Page and application data records
┄┄┄┄┄┄┄┄┄┄
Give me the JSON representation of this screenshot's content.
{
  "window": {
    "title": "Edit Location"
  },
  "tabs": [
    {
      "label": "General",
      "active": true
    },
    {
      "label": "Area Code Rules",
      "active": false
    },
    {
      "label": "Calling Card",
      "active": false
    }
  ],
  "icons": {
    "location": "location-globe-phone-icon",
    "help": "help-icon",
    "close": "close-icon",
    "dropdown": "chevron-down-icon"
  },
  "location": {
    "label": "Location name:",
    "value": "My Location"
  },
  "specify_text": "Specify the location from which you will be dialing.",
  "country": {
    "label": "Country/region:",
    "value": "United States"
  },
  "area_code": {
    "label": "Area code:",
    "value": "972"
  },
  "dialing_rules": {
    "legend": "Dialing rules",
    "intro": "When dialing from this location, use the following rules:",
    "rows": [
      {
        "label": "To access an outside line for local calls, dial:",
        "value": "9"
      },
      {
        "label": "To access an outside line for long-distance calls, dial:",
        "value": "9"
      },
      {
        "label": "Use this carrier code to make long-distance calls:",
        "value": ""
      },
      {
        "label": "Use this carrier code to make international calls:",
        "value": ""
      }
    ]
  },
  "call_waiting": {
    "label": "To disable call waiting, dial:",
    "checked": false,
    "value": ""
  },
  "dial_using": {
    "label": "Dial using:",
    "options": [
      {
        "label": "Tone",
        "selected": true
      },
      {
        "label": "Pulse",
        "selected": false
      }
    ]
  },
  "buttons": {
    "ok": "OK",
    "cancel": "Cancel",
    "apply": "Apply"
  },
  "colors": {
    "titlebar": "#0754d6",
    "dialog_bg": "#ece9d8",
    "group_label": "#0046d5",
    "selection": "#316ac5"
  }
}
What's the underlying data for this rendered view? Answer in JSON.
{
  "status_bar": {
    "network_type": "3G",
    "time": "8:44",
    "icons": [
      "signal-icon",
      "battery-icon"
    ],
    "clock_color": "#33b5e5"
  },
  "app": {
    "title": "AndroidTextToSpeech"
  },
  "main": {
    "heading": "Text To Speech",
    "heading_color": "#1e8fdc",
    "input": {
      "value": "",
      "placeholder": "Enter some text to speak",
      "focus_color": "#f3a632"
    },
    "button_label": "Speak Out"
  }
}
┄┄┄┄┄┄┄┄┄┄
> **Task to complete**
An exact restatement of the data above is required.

> **Finished task**
Give me the JSON representation of this screenshot's content.
{
  "window": {
    "title": "Edit Location"
  },
  "tabs": [
    {
      "label": "General",
      "active": true
    },
    {
      "label": "Area Code Rules",
      "active": false
    },
    {
      "label": "Calling Card",
      "active": false
    }
  ],
  "icons": {
    "location": "location-globe-phone-icon",
    "help": "help-icon",
    "close": "close-icon",
    "dropdown": "chevron-down-icon"
  },
  "location": {
    "label": "Location name:",
    "value": "My Location"
  },
  "specify_text": "Specify the location from which you will be dialing.",
  "country": {
    "label": "Country/region:",
    "value": "United States"
  },
  "area_code": {
    "label": "Area code:",
    "value": "972"
  },
  "dialing_rules": {
    "legend": "Dialing rules",
    "intro": "When dialing from this location, use the following rules:",
    "rows": [
      {
        "label": "To access an outside line for local calls, dial:",
        "value": "9"
      },
      {
        "label": "To access an outside line for long-distance calls, dial:",
        "value": "9"
      },
      {
        "label": "Use this carrier code to make long-distance calls:",
        "value": ""
      },
      {
        "label": "Use this carrier code to make international calls:",
        "value": ""
      }
    ]
  },
  "call_waiting": {
    "label": "To disable call waiting, dial:",
    "checked": false,
    "value": ""
  },
  "dial_using": {
    "label": "Dial using:",
    "options": [
      {
        "label": "Tone",
        "selected": true
      },
      {
        "label": "Pulse",
        "selected": false
      }
    ]
  },
  "buttons": {
    "ok": "OK",
    "cancel": "Cancel",
    "apply": "Apply"
  },
  "colors": {
    "titlebar": "#0754d6",
    "dialog_bg": "#ece9d8",
    "group_label": "#0046d5",
    "selection": "#316ac5"
  }
}
What's the underlying data for this rendered view? Answer in JSON.
{
  "status_bar": {
    "network_type": "3G",
    "time": "8:44",
    "icons": [
      "signal-icon",
      "battery-icon"
    ],
    "clock_color": "#33b5e5"
  },
  "app": {
    "title": "AndroidTextToSpeech"
  },
  "main": {
    "heading": "Text To Speech",
    "heading_color": "#1e8fdc",
    "input": {
      "value": "",
      "placeholder": "Enter some text to speak",
      "focus_color": "#f3a632"
    },
    "button_label": "Speak Out"
  }
}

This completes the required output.